As for Mr Bryson, we once sat next to him at the local Thai, so he is around.

On Friday and Saturday nights the young hang around doorways and the market cross with little to do. The Kurdish kebab shop does good trade at that time. Every so often a boy racer rips down the street at sixty. The Chinese takeaway is pure Edward Hopper. Two chippies. We are a mixed population, local, indigenous and poor, plus middle-class, educated and commuting. A few bohos, probably including us. The full pastoral. The Dog Beneath the Skin 2008.

*

Cracow and Frankfurt seem like a dream now. Cracow feels very clear but Frankfurt is a set of locations in light rain. This is the Herbert poem I chiefly talked about in Cracow, suggesting that when it first appeared in England we were all Hamlets requiring a Fortinbras to bury us.

Elegy of Fortinbras
for C.M.

Now that we’re alone we can talk prince man to man
though you lie on the stairs and see no more than a dead ant
nothing but black sun with broken rays
I could never think of your hands without smiling
and now that they lie on the stone like fallen nests
they are as defenceless as before The end is exactly this
The hands lie apart The sword lies apart The head apart
and the knight’s feet in soft slippers

You will have a soldier’s funeral without having been a soldier
the only ritual I am acquainted with a little
there will be no candles no singing only cannon-fuses and bursts
crepe dragged on the pavement helmets boots artillery horses drums drums I know nothing exquisite those will be my manoeuvres before I start to rule
one has to take the city by the neck and shake it a bit

Anyhow you had to perish Hamlet you were not for life
you believed in crystal notions not in human clay
always twitching as if asleep you hunted chimeras
wolfishly you crunched the air only to vomit
you knew no human thing you did not know even how to breathe

Now you have peace Hamlet you accomplished what you had to
and you have peace The rest is not silence but belongs to me
you chose the easier part an elegant thrust
but what is heroic death compared with eternal watching
with a cold apple in one’s hand on a narrow chair
with a view of the ant-hill and the clock’s dial

Adieu prince I have tasks a sewer project
and a decree on prostitutes and beggars
I must also elaborate a better system of prisons
since as you justly said Denmark is a prison
I go to my affairs This night is born
a star named Hamlet We shall never meet
what I shall leave will not be worth a tragedy

It is not for us to greet each other or bid farewell we live on archipelagos
and that water these words what can they do what can they do prince



(translated from the Polish by Czeslaw Milosz)

*
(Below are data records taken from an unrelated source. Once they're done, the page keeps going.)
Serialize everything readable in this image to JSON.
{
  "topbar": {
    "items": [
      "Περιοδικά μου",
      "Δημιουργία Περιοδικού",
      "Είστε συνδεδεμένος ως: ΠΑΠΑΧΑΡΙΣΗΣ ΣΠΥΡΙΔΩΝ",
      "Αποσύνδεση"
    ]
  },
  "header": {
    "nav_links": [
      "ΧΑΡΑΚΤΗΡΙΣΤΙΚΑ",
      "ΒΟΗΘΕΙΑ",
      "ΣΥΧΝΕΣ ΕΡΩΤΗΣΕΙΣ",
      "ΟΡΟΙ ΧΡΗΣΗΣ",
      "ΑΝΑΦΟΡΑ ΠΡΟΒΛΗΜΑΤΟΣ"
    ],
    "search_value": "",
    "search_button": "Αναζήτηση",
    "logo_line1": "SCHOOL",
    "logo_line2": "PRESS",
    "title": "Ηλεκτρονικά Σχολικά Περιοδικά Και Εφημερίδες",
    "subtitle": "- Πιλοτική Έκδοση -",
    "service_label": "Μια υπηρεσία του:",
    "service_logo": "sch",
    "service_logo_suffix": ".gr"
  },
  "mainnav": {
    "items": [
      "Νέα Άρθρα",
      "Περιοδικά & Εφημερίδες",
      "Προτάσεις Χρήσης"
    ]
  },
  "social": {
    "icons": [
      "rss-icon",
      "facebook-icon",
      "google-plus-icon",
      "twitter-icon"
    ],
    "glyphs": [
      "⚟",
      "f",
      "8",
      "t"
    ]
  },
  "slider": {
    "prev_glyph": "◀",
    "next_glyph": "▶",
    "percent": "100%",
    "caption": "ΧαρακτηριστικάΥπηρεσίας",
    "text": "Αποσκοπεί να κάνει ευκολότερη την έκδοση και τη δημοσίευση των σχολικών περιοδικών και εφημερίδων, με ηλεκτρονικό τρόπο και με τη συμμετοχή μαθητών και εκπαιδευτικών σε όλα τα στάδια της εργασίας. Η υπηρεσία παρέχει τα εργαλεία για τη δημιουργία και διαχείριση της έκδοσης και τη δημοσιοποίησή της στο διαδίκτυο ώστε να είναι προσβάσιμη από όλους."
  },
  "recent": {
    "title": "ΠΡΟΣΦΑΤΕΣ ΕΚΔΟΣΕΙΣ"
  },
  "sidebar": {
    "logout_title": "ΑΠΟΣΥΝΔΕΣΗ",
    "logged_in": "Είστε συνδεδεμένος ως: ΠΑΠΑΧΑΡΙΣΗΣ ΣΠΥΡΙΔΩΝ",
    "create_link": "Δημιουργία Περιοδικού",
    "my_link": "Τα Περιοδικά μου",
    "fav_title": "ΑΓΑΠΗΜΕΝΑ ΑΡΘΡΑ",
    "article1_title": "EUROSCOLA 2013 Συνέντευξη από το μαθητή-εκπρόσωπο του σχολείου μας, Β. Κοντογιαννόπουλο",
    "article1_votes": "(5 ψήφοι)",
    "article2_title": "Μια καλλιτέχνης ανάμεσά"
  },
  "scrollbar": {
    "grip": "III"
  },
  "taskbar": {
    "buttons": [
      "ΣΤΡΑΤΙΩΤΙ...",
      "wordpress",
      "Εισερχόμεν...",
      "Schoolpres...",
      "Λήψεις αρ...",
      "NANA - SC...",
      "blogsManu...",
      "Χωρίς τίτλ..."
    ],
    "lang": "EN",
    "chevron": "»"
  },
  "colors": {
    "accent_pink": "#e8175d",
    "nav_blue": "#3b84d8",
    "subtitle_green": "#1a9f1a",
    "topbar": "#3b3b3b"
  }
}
The argument modulated from here into one about Herbert's mystical dry-eyed stoicism regarding stones, pebbles, chairs and other inanimate objects. I may put up bits of the paper here.



4 comments:

michael said...

The word choices of Milosz and Scott are so particular and wonderful that one doesn't feel that one is "looking at a tapestry from the back" and, as such interesting translations can do, the translation makes one also wish to have a great command of the language of the original.

Are there any other translations of this that you've had recommended to you?

Poet in Residence said...

Can't find your Uncle Gabriel. Not drowning his sorrows in the pub by any chance?
Cluj 1 - Bordeaux 2

George S said...

Uncle Gabriel? Sulks in his castle. Brings down the coffin lid and sulks.

Poet in Residence said...

Better set the alarm then. The Romans will soon coming!
By the way after the relative success of my poetry book, winning small press individual collection of the year title and so on, I have been wondering what to write next. Possibly even a change of genre.
This morning I was raking some fallen leaves when a woman walked by. She looked aggrieved. Even bitter. I tuned-in to overhear a piece of her mobile phone chitchat. It went something like this:
"...Florida...99% Jewish...99% Jewish....Florida...the father is Kenyan...the mother is a Jew..."
So now I have it. My next book will be titled something like 'An Austrian Mentality' An exposé no less. Ole´!